Please copy out all lines of the entries that contain the word "JSON".

Dataset rows describing interfaces
==============================
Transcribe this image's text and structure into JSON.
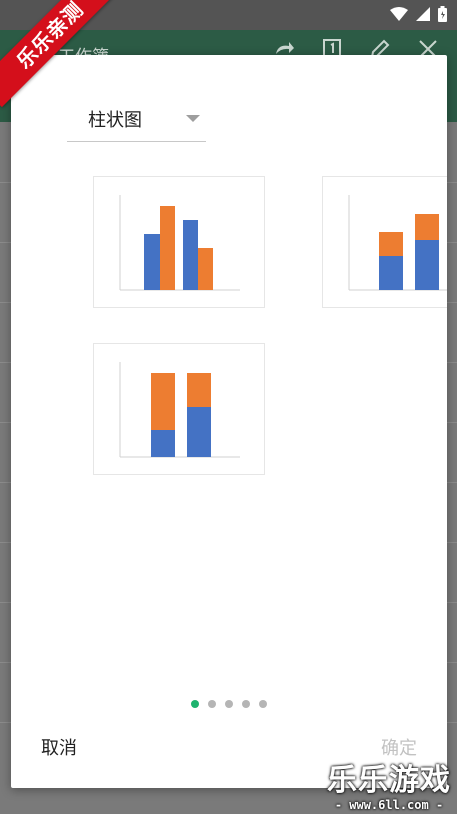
{
  "status_bar": {
    "icons": [
      "wifi-icon",
      "signal-icon",
      "battery-icon"
    ]
  },
  "app_bar": {
    "title": "工作簿",
    "icons": [
      "redo-icon",
      "page-icon",
      "edit-icon",
      "close-icon"
    ]
  },
  "badge": {
    "text": "乐乐亲测"
  },
  "dialog": {
    "dropdown": {
      "label": "柱状图"
    },
    "thumbnails": [
      {
        "type": "clustered-column",
        "colors": {
          "series_1": "#4472c4",
          "series_2": "#ed7d31"
        }
      },
      {
        "type": "stacked-column",
        "colors": {
          "series_1": "#4472c4",
          "series_2": "#ed7d31"
        }
      },
      {
        "type": "100-percent-stacked-column",
        "colors": {
          "series_1": "#4472c4",
          "series_2": "#ed7d31"
        }
      }
    ],
    "pager": {
      "count": 5,
      "active": 1,
      "active_color": "#1eb36e"
    },
    "cancel_label": "取消",
    "ok_label": "确定"
  },
  "watermark": {
    "main": "乐乐游戏",
    "sub": "- www.6ll.com -"
  }
}
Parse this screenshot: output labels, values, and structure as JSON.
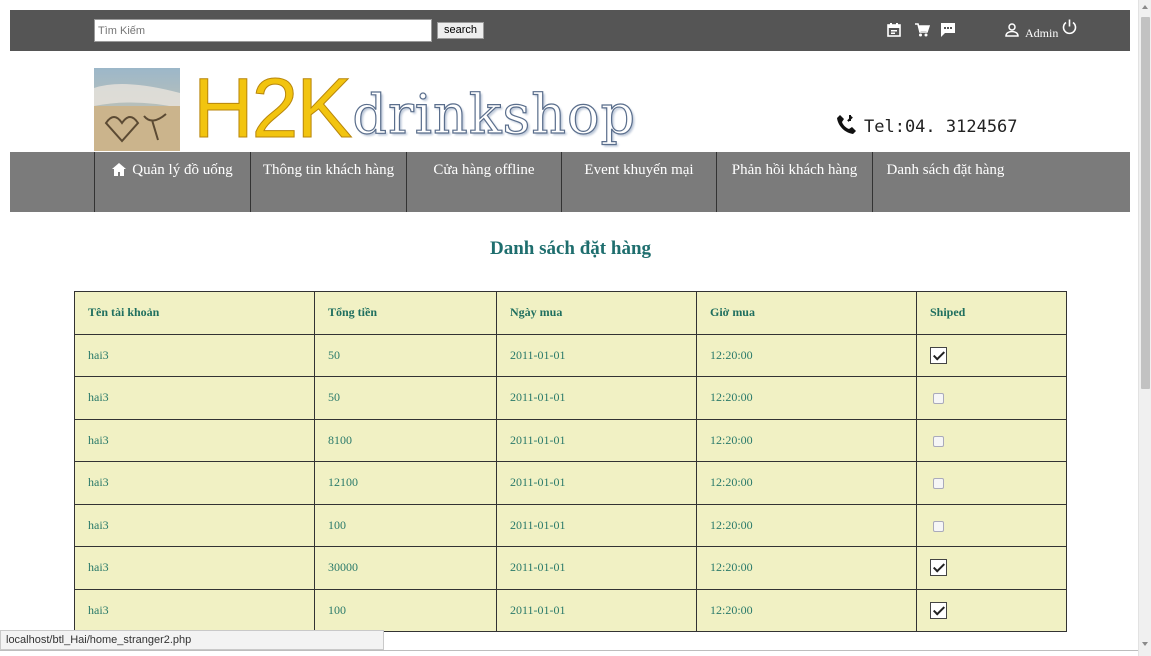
{
  "topbar": {
    "search_placeholder": "Tìm Kiếm",
    "search_button": "search",
    "admin_label": "Admin",
    "icons": [
      "calendar-icon",
      "cart-icon",
      "message-icon",
      "user-icon",
      "power-icon"
    ]
  },
  "header": {
    "logo_part1": "H2K",
    "logo_part2": "drinkshop",
    "tel": "Tel:04. 3124567"
  },
  "nav": {
    "items": [
      {
        "label": "Quản lý đồ uống"
      },
      {
        "label": "Thông tin khách hàng"
      },
      {
        "label": "Cửa hàng offline"
      },
      {
        "label": "Event khuyến mại"
      },
      {
        "label": "Phản hồi khách hàng"
      },
      {
        "label": "Danh sách đặt hàng"
      }
    ]
  },
  "main": {
    "title": "Danh sách đặt hàng",
    "table": {
      "headers": [
        "Tên tài khoản",
        "Tổng tiền",
        "Ngày mua",
        "Giờ mua",
        "Shiped"
      ],
      "rows": [
        {
          "account": "hai3",
          "total": "50",
          "date": "2011-01-01",
          "time": "12:20:00",
          "shipped": true
        },
        {
          "account": "hai3",
          "total": "50",
          "date": "2011-01-01",
          "time": "12:20:00",
          "shipped": false
        },
        {
          "account": "hai3",
          "total": "8100",
          "date": "2011-01-01",
          "time": "12:20:00",
          "shipped": false
        },
        {
          "account": "hai3",
          "total": "12100",
          "date": "2011-01-01",
          "time": "12:20:00",
          "shipped": false
        },
        {
          "account": "hai3",
          "total": "100",
          "date": "2011-01-01",
          "time": "12:20:00",
          "shipped": false
        },
        {
          "account": "hai3",
          "total": "30000",
          "date": "2011-01-01",
          "time": "12:20:00",
          "shipped": true
        },
        {
          "account": "hai3",
          "total": "100",
          "date": "2011-01-01",
          "time": "12:20:00",
          "shipped": true
        }
      ]
    }
  },
  "statusbar": {
    "url": "localhost/btl_Hai/home_stranger2.php"
  },
  "colors": {
    "topbar": "#555555",
    "nav": "#7b7b7b",
    "table_bg": "#f1f1c4",
    "title": "#1e6e6e",
    "logo_yellow": "#f2c40f"
  }
}
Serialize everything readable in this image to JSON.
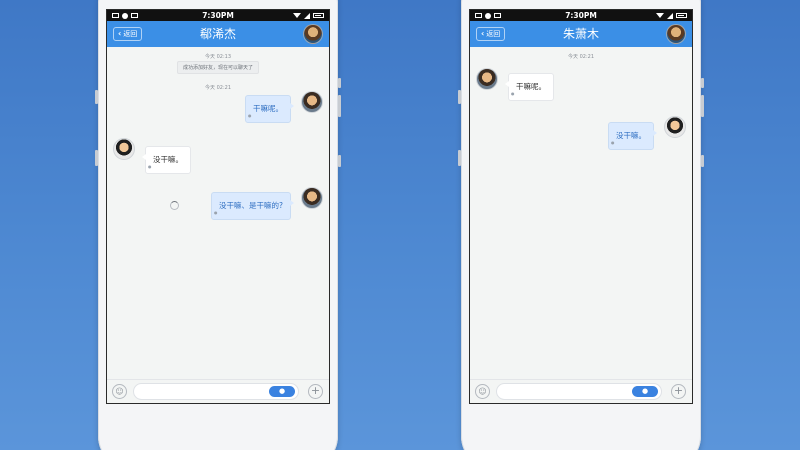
{
  "colors": {
    "accent": "#3b8fe6",
    "background": "#4a85cf",
    "outgoing_bubble": "#dbeafe",
    "outgoing_text": "#2f6fc2"
  },
  "left_phone": {
    "status_bar": {
      "time": "7:30PM"
    },
    "nav": {
      "back_label": "返回",
      "title": "郗浠杰"
    },
    "messages": {
      "ts1": "今天 02:13",
      "system_note": "成功添加好友，现在可以聊天了",
      "ts2": "今天 02:21",
      "m1": "干嘛呢。",
      "m2": "没干嘛。",
      "m3": "没干嘛、是干嘛的?"
    },
    "input": {
      "emoji_icon": "smile-icon",
      "mic_icon": "microphone-icon",
      "plus_label": "+"
    }
  },
  "right_phone": {
    "status_bar": {
      "time": "7:30PM"
    },
    "nav": {
      "back_label": "返回",
      "title": "朱萧木"
    },
    "messages": {
      "ts1": "今天 02:21",
      "m1": "干嘛呢。",
      "m2": "没干嘛。"
    },
    "input": {
      "emoji_icon": "smile-icon",
      "mic_icon": "microphone-icon",
      "plus_label": "+"
    }
  }
}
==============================
Solution to the problem
Transcribe this image's text and structure into JSON.
Parse this screenshot: output labels, values, and structure as JSON.
Serialize everything readable in this image to JSON.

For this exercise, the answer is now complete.